        • outlook-namcentral3.office365.com –
        • outlook-namnorthwest.office365.com –
        • outlook-apacsouth.office365.com –
        • outlook-emeawest.office365.com –
        • etc…
    •  SharePoint
      • Resolve-DnsName tenant.sharepoint.com
        • Determine DNS servers serving your requests
      • ping tenant.sharepoint.com -t
      • ping (tenant.sharepoint.com)
        • Target latency = <100ms
      • ping (outlook.office365.com)
        • Target latency = <50ms
  •  Skype
    • ping global.tr.skype.com
    • ping -t
      • Target latency = <20ms
  • Azure
  • Other IPs

Services to tracert (use the db-ip.com service to find their locations):

  • tracert
  • tracert

Look up each ip along the way…to see if unnecessary routing is occurring.  If it is, then ISP needs to configure route to data center or customer needs to setup ExpressRoute.


Painful Example:

  • – local router (San Jose)
  • – Chicago (ATT)
  • – New York (ATT)
  • – New York (ATT)
  • – New York (ATT)
  • – Dublin (Microsoft)
  • – Los Angeles (Microsoft)
  • – Los Angeles (Microsoft)
  • – Los Angeles (Microsoft)
  • – San Jose (Microsoft)

Helpful references:

Nintex 2016, SharePoint 2016, non-compliant roles

You may run into an issue with your Nintex Services not starting on your non-central administration servers as in this image:

You can attempt to browse the web and Nintex support pages, but they will be of little help:

It turns out that the services did not get installed as part of the solution deployment.  In otherwards, the Nintex Services are missing on your SharePoint server.

In this case, you have to install the services manually in order to start them and have your server be compliant. The three services are:
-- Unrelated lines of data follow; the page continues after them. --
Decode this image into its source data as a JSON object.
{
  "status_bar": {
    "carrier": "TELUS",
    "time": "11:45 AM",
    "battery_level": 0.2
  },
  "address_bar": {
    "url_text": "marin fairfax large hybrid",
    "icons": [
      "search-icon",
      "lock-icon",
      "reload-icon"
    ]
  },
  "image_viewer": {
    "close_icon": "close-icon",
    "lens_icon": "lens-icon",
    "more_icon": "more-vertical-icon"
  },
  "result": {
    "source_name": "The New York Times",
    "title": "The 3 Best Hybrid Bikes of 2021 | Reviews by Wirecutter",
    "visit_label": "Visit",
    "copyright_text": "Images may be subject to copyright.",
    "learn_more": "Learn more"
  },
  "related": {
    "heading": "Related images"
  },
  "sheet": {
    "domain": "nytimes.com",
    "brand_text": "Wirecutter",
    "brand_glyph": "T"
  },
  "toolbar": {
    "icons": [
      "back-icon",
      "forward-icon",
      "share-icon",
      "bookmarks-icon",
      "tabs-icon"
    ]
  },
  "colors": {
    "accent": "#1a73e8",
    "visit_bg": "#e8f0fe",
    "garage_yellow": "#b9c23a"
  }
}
  • Nintex Connector Workflow Queue Service – (C:\Program Files\Common Files\microsoft shared\Web Server Extensions\16\BIN\NintexWorkflow\Nintex.Workflow.Connector.QueueService.exe)
  • Nintex External Relay Service -(C:\Program Files\Common Files\microsoft shared\Web Server Extensions\16\BIN\ExternalPlatform\Nintex.External.RelayService.exe)
  • Nintex Workflow Start Service – (C:\Program Files\Common Files\microsoft shared\Web Server Extensions\16\BIN\NintexWorkflowStart\Nintex.Workflow.Start.Service.exe)

You can manually install these services to the other servers by running the .net installutil utility (Except in the case for two of them you have to use the “sc” tool).  Note that there are two versions of this tool, 32bit and 64bit.  If you use the wrong one, you will get the dreaded “System.BadImageFormatException”, and if it does successfully run, the service won’t be visible to SharePoint due to Nintex “programming practices”.  The install tool is located in:

  • C:\Windows\Microsoft.NET\Framework64\v4.0.30319\InstallUtil.exe

The series of commands in an administrator command (cmd.exe) window would be:

  • sc create “Nintex Connector Workflow Queue Service” binPath=”C:\Program Files\Common Files\microsoft shared\Web Server Extensions\16\BIN\NintexWorkflow\Nintex.Workflow.Connector.QueueService.exe” DisplayName=”Nintex Connector Workflow Queue Service” start=auto
  • C:\Windows\Microsoft.NET\Framework64\v4.0.30319\InstallUtil.exe “C:\Program Files\Common Files\microsoft shared\Web Server Extensions\16\BIN\ExternalPlatform\Nintex.External.RelayService.exe”
  • sc create “Nintex Workflow Start Service” binPath=”C:\Program Files\Common Files\microsoft shared\Web Server Extensions\16\BIN\NintexWorkflowStart\Nintex.Workflow.Start.Service.exe” DisplayName=”Nintex Workflow Start Service” start=auto

Why do you have to use “sc create”?  Because the internal name of the Queue Service is actually “Nintex Connector Workflow Queue Service Recycle”.  For the other, the name ends up being “NWStart”…SharePoint doesn’t like it when services don’t match what they expect!

Once you run the install commands, the services will display in your Services applet:

Once they are installed, switch back to Central Administration, click “Start” on the servers.  They should now start without error and your servers will be in “compliance”!